Hold onto your jaws, everybody.
There are many, many scenes in “American Crime” that are fully bent on prying your mouth wide open in awe. You can feel everyone involved in this new ABC series pushing you to be blown away — by the probing camera work, by the artsy editing, by the I-will-be-nominated acting, and by the Significant American Cultural Themes of race, religion, and class that dominate the script.
Even the title, “American Crime,” implies that the 10-episode show, which premieres Thursday at 10 p.m., will be a very important drama for viewers of taste to fawn over and for critics to throw onto their best-of lists. This show, the title suggests, is going to make big statements about nothing less than this country’s major social ills, a bit like the movie “Crash.”
Created by “12 Years a Slave” screenwriter and Oscar winner John Ridley, “American Crime” is all about getting the respect audiences usually reserve for cable programming such as “True Detective.” The story line is what you might expect to find on any one of network TV’s many crime procedurals: During a home invasion, a young veteran named Matt is killed and his wife, Gwen, is left in a coma. They are white; two of the three suspects are Latino and one is black. As the truth emerges in fits and starts, we question our first impressions. Matt’s parents, Barb (Felicity Huffman) and Russ (Timothy Hutton), grieve as they push the investigation forward.
But the tone of “American Crime” is conspicuously un-network-like — cool, anti-sentimental, stark. The scenes run long, never bowing to primetime’s fast-edit aesthetic; the actors get time to react and react some more, as the cameras get up in their faces so that we’re privy to every flinch, every tear. When Barb and Russ and various suspects are interviewed by the police, we often see only them in the frame; the cops are just voices in the background.
So I felt as though I was getting my nose rubbed in “quality TV” while watching the first episodes of “American Crime.” Somehow, many of the things that make the show ambitious and distinctive and compelling seemed forced, felt manipulative, got on my nerves. I saw interesting material and plenty of impressive acting, which I will describe; but I need to say upfront that part of me retreated into a cone of rebellion against all of the formal flourishes and oversize performances. I had the same reaction at times during “True Detective,” when Matthew McConaughey was nattering on about universal nonsense: Please spare me.

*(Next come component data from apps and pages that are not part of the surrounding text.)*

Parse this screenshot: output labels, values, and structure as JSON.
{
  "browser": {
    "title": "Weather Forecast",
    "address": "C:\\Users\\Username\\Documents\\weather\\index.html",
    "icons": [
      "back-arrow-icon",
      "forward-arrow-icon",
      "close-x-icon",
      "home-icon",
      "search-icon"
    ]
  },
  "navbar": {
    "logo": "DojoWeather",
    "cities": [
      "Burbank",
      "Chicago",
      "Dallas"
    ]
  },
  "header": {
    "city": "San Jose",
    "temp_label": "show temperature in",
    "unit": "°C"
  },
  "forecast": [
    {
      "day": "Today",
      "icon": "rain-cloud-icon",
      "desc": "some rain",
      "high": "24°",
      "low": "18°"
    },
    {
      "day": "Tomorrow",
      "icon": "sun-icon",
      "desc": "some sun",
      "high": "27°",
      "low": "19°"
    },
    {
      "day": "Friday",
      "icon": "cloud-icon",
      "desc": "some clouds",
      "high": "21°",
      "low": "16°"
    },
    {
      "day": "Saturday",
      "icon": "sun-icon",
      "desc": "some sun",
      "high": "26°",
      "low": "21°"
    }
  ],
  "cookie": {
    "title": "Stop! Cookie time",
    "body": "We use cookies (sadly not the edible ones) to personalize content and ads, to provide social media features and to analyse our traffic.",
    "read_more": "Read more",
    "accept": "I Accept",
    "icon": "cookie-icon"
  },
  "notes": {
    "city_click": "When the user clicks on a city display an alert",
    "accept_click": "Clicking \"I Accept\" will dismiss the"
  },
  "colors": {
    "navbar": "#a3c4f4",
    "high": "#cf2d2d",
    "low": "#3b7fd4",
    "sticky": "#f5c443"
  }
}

Now that I’ve gotten that off my chest, I can say that “American Crime” is indeed filled with some impressive material, if you can get past the pretensions. The focus is on the complex relationship between Russ and Barb, whose marriage broke apart years earlier. Russ is a recovering gambler who bankrupted his family and left Barb to raise their two sons. He regrets his past, but he has moved on from it. Barb, however, is still bitter over having had to raise her sons alone in an Oakland housing project. Actually, Barb is just an all-round difficult person, simultaneously proud of having survived and angry at having had to go through hard times in the first place. Barb is also a racist, which becomes especially loud and clear once the suspects emerge.
Both Hutton and Huffman act up a storm. Russ and Barb are both pent-up types, but their feelings burst over the dam enough times to allow each actor plenty to chew on. In parental grief, Russ veers toward sorrow, Barb toward wrath. It’s considered daring, I think, for actors to play racist — I recall Sandra Bullock getting lots of kudos for going against her girl-next-door image in “Crash” — and so Huffman’s turn is particularly notable. As Barb, she takes on an intentionally stilted rhythm that makes her presence uncomfortable for everyone, including the viewer. It’s a highly stylized performance, but not without power. Hutton, with his world-weary eyes and resigned expressions, is perfectly cast.
Gwen’s parents, Tom (W. Earl Brown) and Eve (Penelope Ann Miller), provide a contrast to Russ and Barb. They’re religious, and the more they learn about their daughter as she lies silently in a hospital bed, the more they are torn from each other. Both sets of parents idealize their children, neither of whom, it appears, was particularly saintly.
I was impressed by two supporting actors, Elvis Nolasco and Caitlin Gerard, who play Carter and Aubry, a pair of junkies who are madly in love. Their mutual fixation is oddly touching, even in its radical dysfunction. Unlike many things on “American Crime,” it feels natural and organic.